Assignment: From the records that follow, copy every line that contains the word "selected".

Saved entries:
^^^^^^^^^^^^^^^^
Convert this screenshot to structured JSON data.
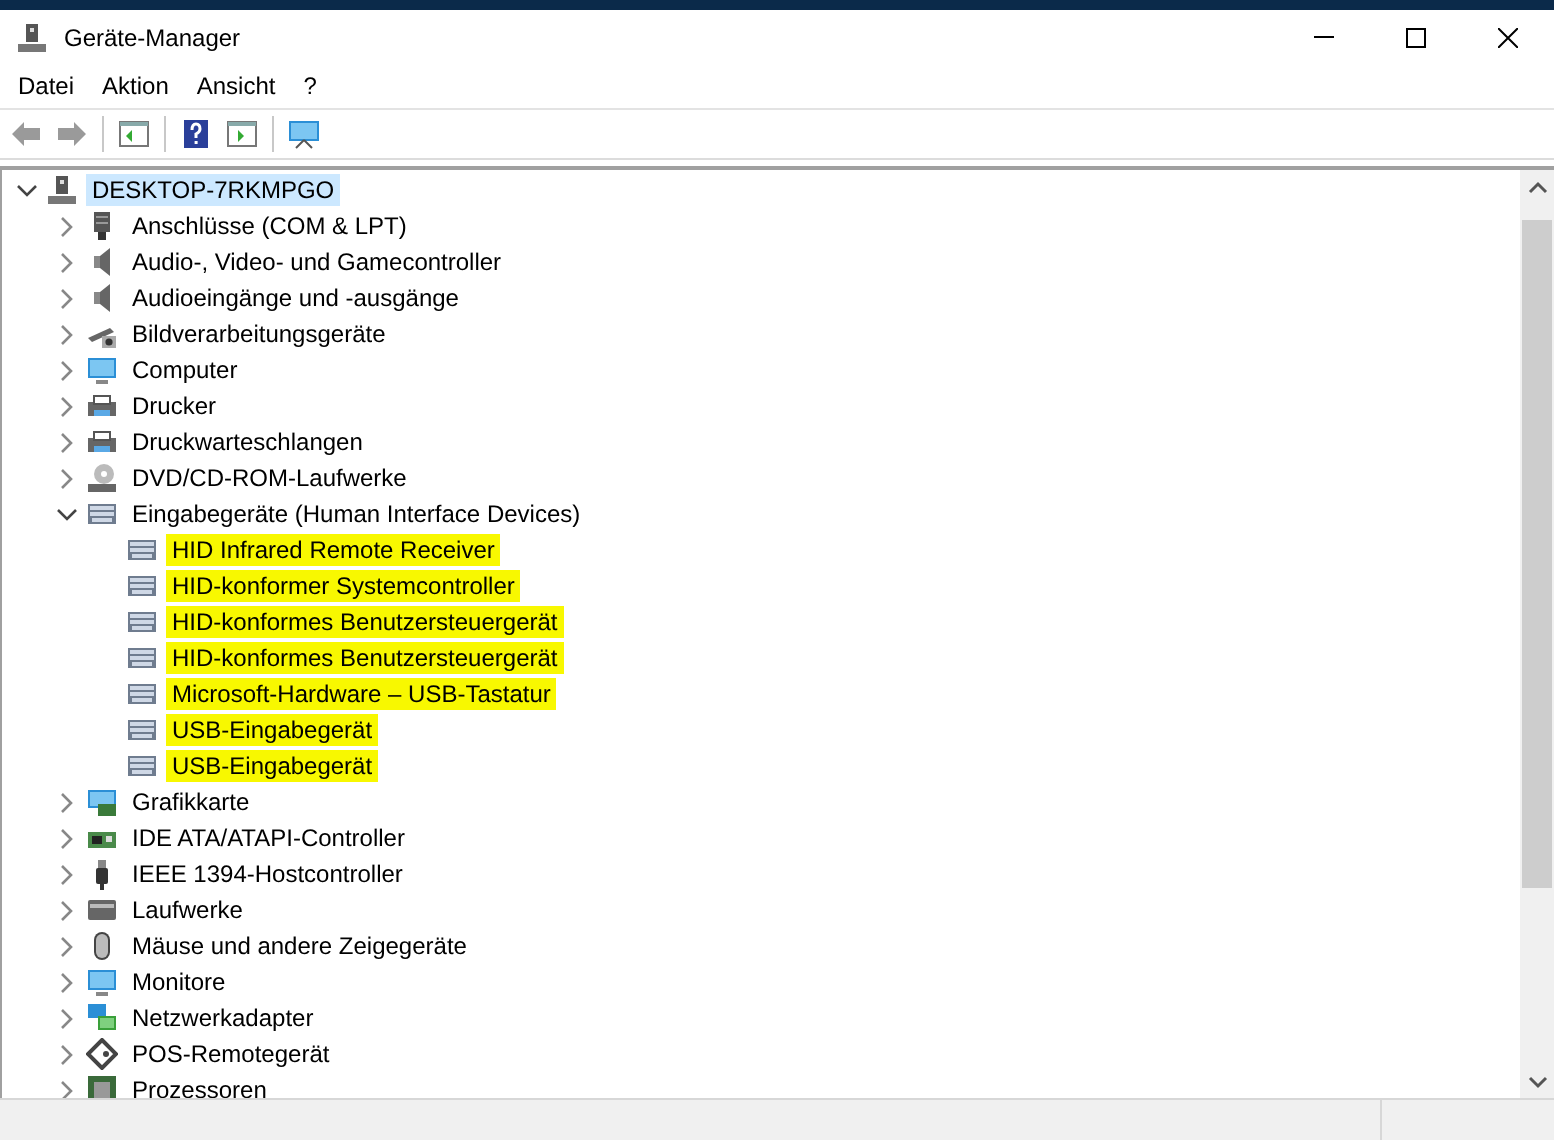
{
  "window": {
    "title": "Geräte-Manager"
  },
  "menu": [
    "Datei",
    "Aktion",
    "Ansicht",
    "?"
  ],
  "tree": {
    "label": "DESKTOP-7RKMPGO",
    "selected": true,
    "expanded": true,
    "children": [
      {
        "label": "Anschlüsse (COM & LPT)",
        "expanded": false
      },
      {
        "label": "Audio-, Video- und Gamecontroller",
        "expanded": false
      },
      {
        "label": "Audioeingänge und -ausgänge",
        "expanded": false
      },
      {
        "label": "Bildverarbeitungsgeräte",
        "expanded": false
      },
      {
        "label": "Computer",
        "expanded": false
      },
      {
        "label": "Drucker",
        "expanded": false
      },
      {
        "label": "Druckwarteschlangen",
        "expanded": false
      },
      {
        "label": "DVD/CD-ROM-Laufwerke",
        "expanded": false
      },
      {
        "label": "Eingabegeräte (Human Interface Devices)",
        "expanded": true,
        "children": [
          {
            "label": "HID Infrared Remote Receiver",
            "highlighted": true
          },
          {
            "label": "HID-konformer Systemcontroller",
            "highlighted": true
          },
          {
            "label": "HID-konformes Benutzersteuergerät",
            "highlighted": true
          },
          {
            "label": "HID-konformes Benutzersteuergerät",
            "highlighted": true
          },
          {
            "label": "Microsoft-Hardware – USB-Tastatur",
            "highlighted": true
          },
          {
            "label": "USB-Eingabegerät",
            "highlighted": true
          },
          {
            "label": "USB-Eingabegerät",
            "highlighted": true
          }
        ]
      },
      {
        "label": "Grafikkarte",
        "expanded": false
      },
      {
        "label": "IDE ATA/ATAPI-Controller",
        "expanded": false
      },
      {
        "label": "IEEE 1394-Hostcontroller",
        "expanded": false
      },
      {
        "label": "Laufwerke",
        "expanded": false
      },
      {
        "label": "Mäuse und andere Zeigegeräte",
        "expanded": false
      },
      {
        "label": "Monitore",
        "expanded": false
      },
      {
        "label": "Netzwerkadapter",
        "expanded": false
      },
      {
        "label": "POS-Remotegerät",
        "expanded": false
      },
      {
        "label": "Prozessoren",
        "expanded": false
      }
    ]
  }
}
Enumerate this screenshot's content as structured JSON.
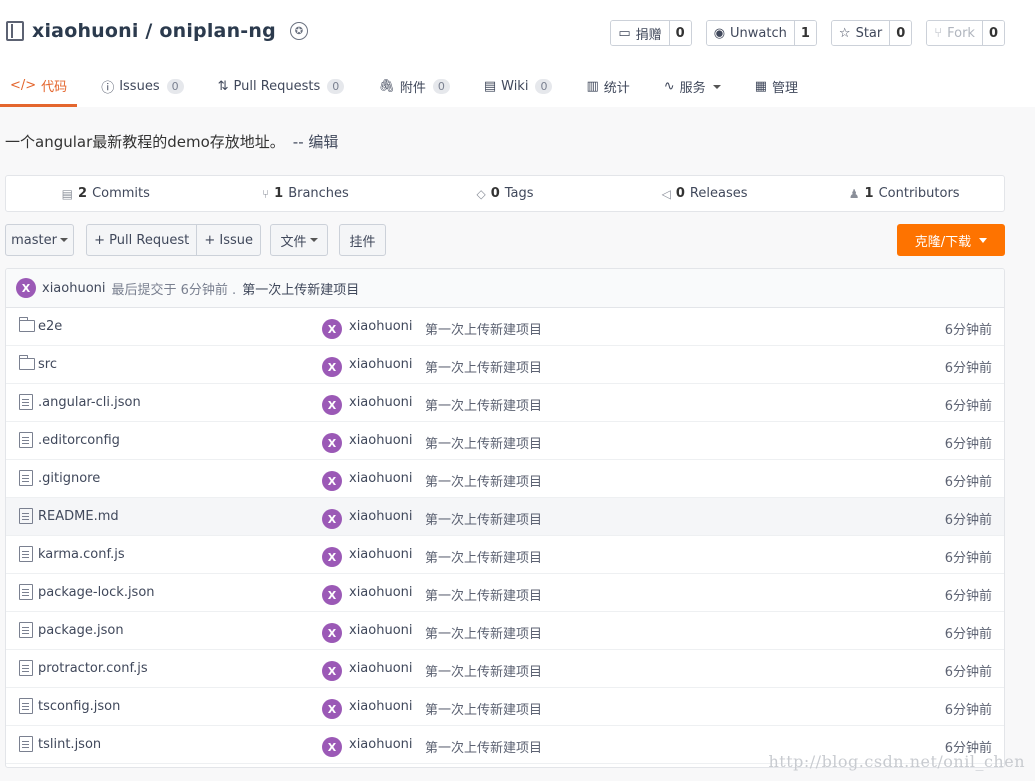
{
  "repo": {
    "title": "xiaohuoni / oniplan-ng",
    "badge_icon": "badge-icon"
  },
  "actions": [
    {
      "label": "捐赠",
      "count": "0",
      "icon": "donate-icon"
    },
    {
      "label": "Unwatch",
      "count": "1",
      "icon": "eye-icon"
    },
    {
      "label": "Star",
      "count": "0",
      "icon": "star-icon"
    },
    {
      "label": "Fork",
      "count": "0",
      "icon": "fork-icon"
    }
  ],
  "tabs": [
    {
      "label": "代码",
      "icon": "</>"
    },
    {
      "label": "Issues",
      "count": "0",
      "icon": "ⓘ"
    },
    {
      "label": "Pull Requests",
      "count": "0",
      "icon": "⇅"
    },
    {
      "label": "附件",
      "count": "0",
      "icon": "🖇"
    },
    {
      "label": "Wiki",
      "count": "0",
      "icon": "▤"
    },
    {
      "label": "统计",
      "icon": "▥"
    },
    {
      "label": "服务",
      "icon": "∿"
    },
    {
      "label": "管理",
      "icon": "▦"
    }
  ],
  "description": {
    "text": "一个angular最新教程的demo存放地址。",
    "edit": "-- 编辑"
  },
  "stats": [
    {
      "count": "2",
      "label": "Commits",
      "icon": "▤"
    },
    {
      "count": "1",
      "label": "Branches",
      "icon": "⑂"
    },
    {
      "count": "0",
      "label": "Tags",
      "icon": "◇"
    },
    {
      "count": "0",
      "label": "Releases",
      "icon": "◁"
    },
    {
      "count": "1",
      "label": "Contributors",
      "icon": "♟"
    }
  ],
  "toolbar": {
    "branch": "master",
    "pull_request": "+ Pull Request",
    "issue": "+ Issue",
    "files": "文件",
    "widget": "挂件",
    "clone": "克隆/下载"
  },
  "last_commit": {
    "avatar": "X",
    "author": "xiaohuoni",
    "meta": "最后提交于 6分钟前 .",
    "message": "第一次上传新建项目"
  },
  "files": [
    {
      "name": "e2e",
      "type": "folder",
      "avatar": "X",
      "author": "xiaohuoni",
      "message": "第一次上传新建项目",
      "time": "6分钟前"
    },
    {
      "name": "src",
      "type": "folder",
      "avatar": "X",
      "author": "xiaohuoni",
      "message": "第一次上传新建项目",
      "time": "6分钟前"
    },
    {
      "name": ".angular-cli.json",
      "type": "file",
      "avatar": "X",
      "author": "xiaohuoni",
      "message": "第一次上传新建项目",
      "time": "6分钟前"
    },
    {
      "name": ".editorconfig",
      "type": "file",
      "avatar": "X",
      "author": "xiaohuoni",
      "message": "第一次上传新建项目",
      "time": "6分钟前"
    },
    {
      "name": ".gitignore",
      "type": "file",
      "avatar": "X",
      "author": "xiaohuoni",
      "message": "第一次上传新建项目",
      "time": "6分钟前"
    },
    {
      "name": "README.md",
      "type": "file",
      "avatar": "X",
      "author": "xiaohuoni",
      "message": "第一次上传新建项目",
      "time": "6分钟前"
    },
    {
      "name": "karma.conf.js",
      "type": "file",
      "avatar": "X",
      "author": "xiaohuoni",
      "message": "第一次上传新建项目",
      "time": "6分钟前"
    },
    {
      "name": "package-lock.json",
      "type": "file",
      "avatar": "X",
      "author": "xiaohuoni",
      "message": "第一次上传新建项目",
      "time": "6分钟前"
    },
    {
      "name": "package.json",
      "type": "file",
      "avatar": "X",
      "author": "xiaohuoni",
      "message": "第一次上传新建项目",
      "time": "6分钟前"
    },
    {
      "name": "protractor.conf.js",
      "type": "file",
      "avatar": "X",
      "author": "xiaohuoni",
      "message": "第一次上传新建项目",
      "time": "6分钟前"
    },
    {
      "name": "tsconfig.json",
      "type": "file",
      "avatar": "X",
      "author": "xiaohuoni",
      "message": "第一次上传新建项目",
      "time": "6分钟前"
    },
    {
      "name": "tslint.json",
      "type": "file",
      "avatar": "X",
      "author": "xiaohuoni",
      "message": "第一次上传新建项目",
      "time": "6分钟前"
    }
  ],
  "watermark": "http://blog.csdn.net/onil_chen",
  "colors": {
    "accent": "#e4662e",
    "clone_button": "#fe7300",
    "avatar": "#9b59b6"
  }
}
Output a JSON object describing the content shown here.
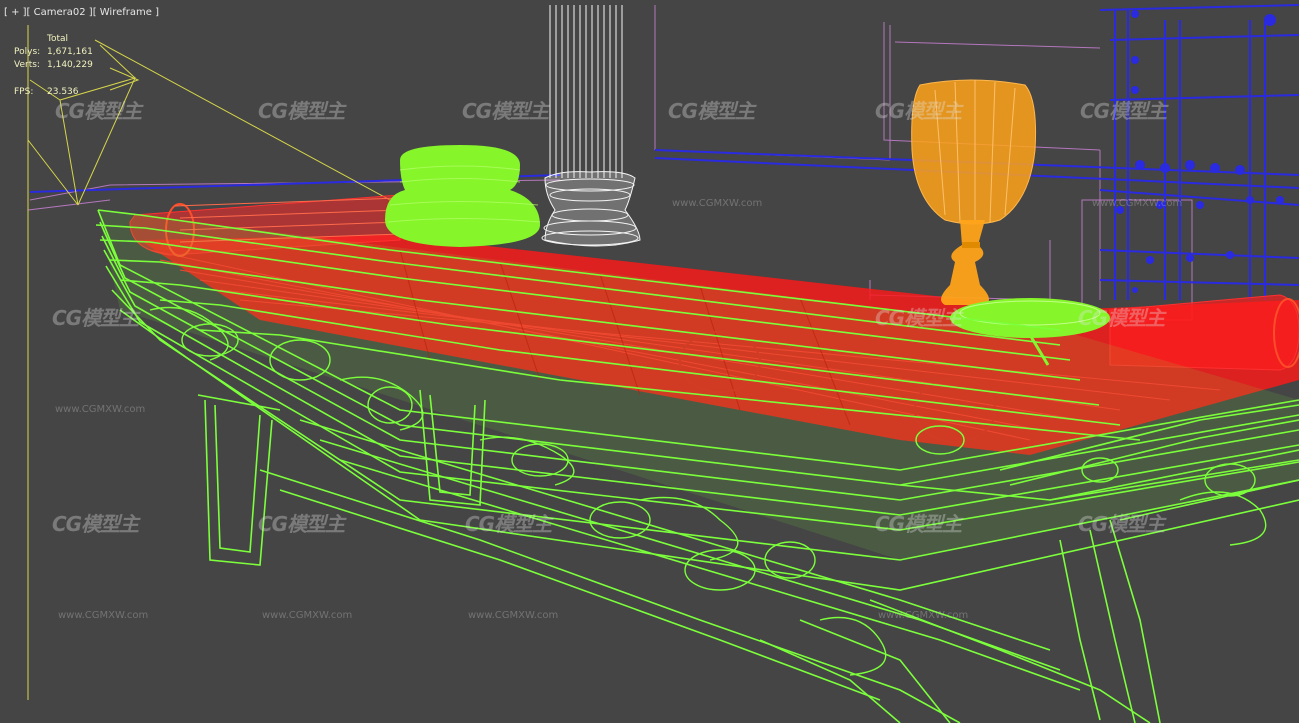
{
  "viewport": {
    "menu_label": "[ + ]",
    "camera_label": "[ Camera02 ]",
    "mode_label": "[ Wireframe ]"
  },
  "stats": {
    "header": "Total",
    "polys_label": "Polys:",
    "polys_value": "1,671,161",
    "verts_label": "Verts:",
    "verts_value": "1,140,229",
    "fps_label": "FPS:",
    "fps_value": "23.536"
  },
  "watermark": {
    "logo_text": "CG模型主",
    "url_text": "www.CGMXW.com"
  },
  "colors": {
    "background": "#454545",
    "bed_frame": "#7cff3c",
    "mattress": "#ff1a1a",
    "pillow_green": "#8cff2a",
    "lamp": "#ffa31a",
    "column": "#ffffff",
    "wall_blue": "#2626d9",
    "wall_pink": "#d07fd9",
    "camera_gizmo": "#d9d94a"
  },
  "scene_objects": [
    "camera-gizmo",
    "white-column",
    "green-pillow",
    "red-bolster",
    "red-mattress",
    "orange-lamp",
    "green-tray",
    "bed-frame",
    "blue-wall-grid"
  ]
}
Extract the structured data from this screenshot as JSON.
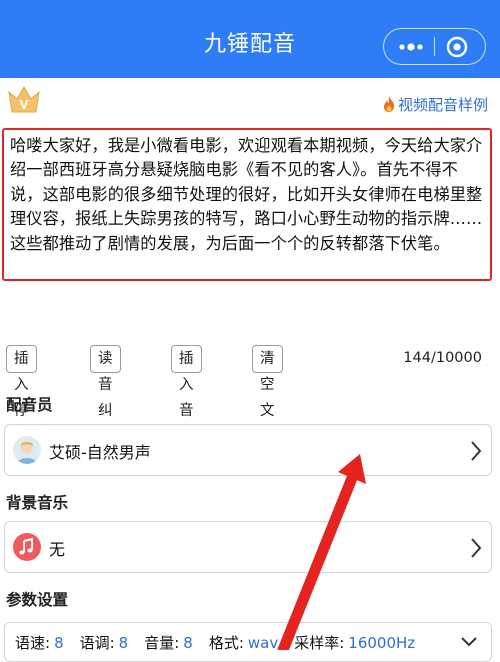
{
  "header": {
    "title": "九锤配音"
  },
  "subbar": {
    "example_link": "视频配音样例",
    "vip_badge": "V"
  },
  "text_input": {
    "value": "哈喽大家好，我是小微看电影，欢迎观看本期视频，今天给大家介绍一部西班牙高分悬疑烧脑电影《看不见的客人》。首先不得不说，这部电影的很多细节处理的很好，比如开头女律师在电梯里整理仪容，报纸上失踪男孩的特写，路口小心野生动物的指示牌……这些都推动了剧情的发展，为后面一个个的反转都落下伏笔。"
  },
  "toolbar": {
    "buttons": [
      "插入停顿",
      "读音纠正",
      "插入音效",
      "清空文本"
    ],
    "counter": "144/10000"
  },
  "voice_section": {
    "title": "配音员",
    "selected": "艾硕-自然男声"
  },
  "music_section": {
    "title": "背景音乐",
    "selected": "无"
  },
  "params_section": {
    "title": "参数设置",
    "params": [
      {
        "key": "语速:",
        "value": "8"
      },
      {
        "key": "语调:",
        "value": "8"
      },
      {
        "key": "音量:",
        "value": "8"
      },
      {
        "key": "格式:",
        "value": "wav"
      },
      {
        "key": "采样率:",
        "value": "16000Hz"
      }
    ]
  },
  "colors": {
    "accent": "#2f7df6",
    "link": "#2f6fd8",
    "highlight": "#e0262b",
    "music": "#f05a5a"
  }
}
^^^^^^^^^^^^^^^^
Output of the task:
    "selected": true,
    "selected": "艾硕-自然男声"
    "selected": "无"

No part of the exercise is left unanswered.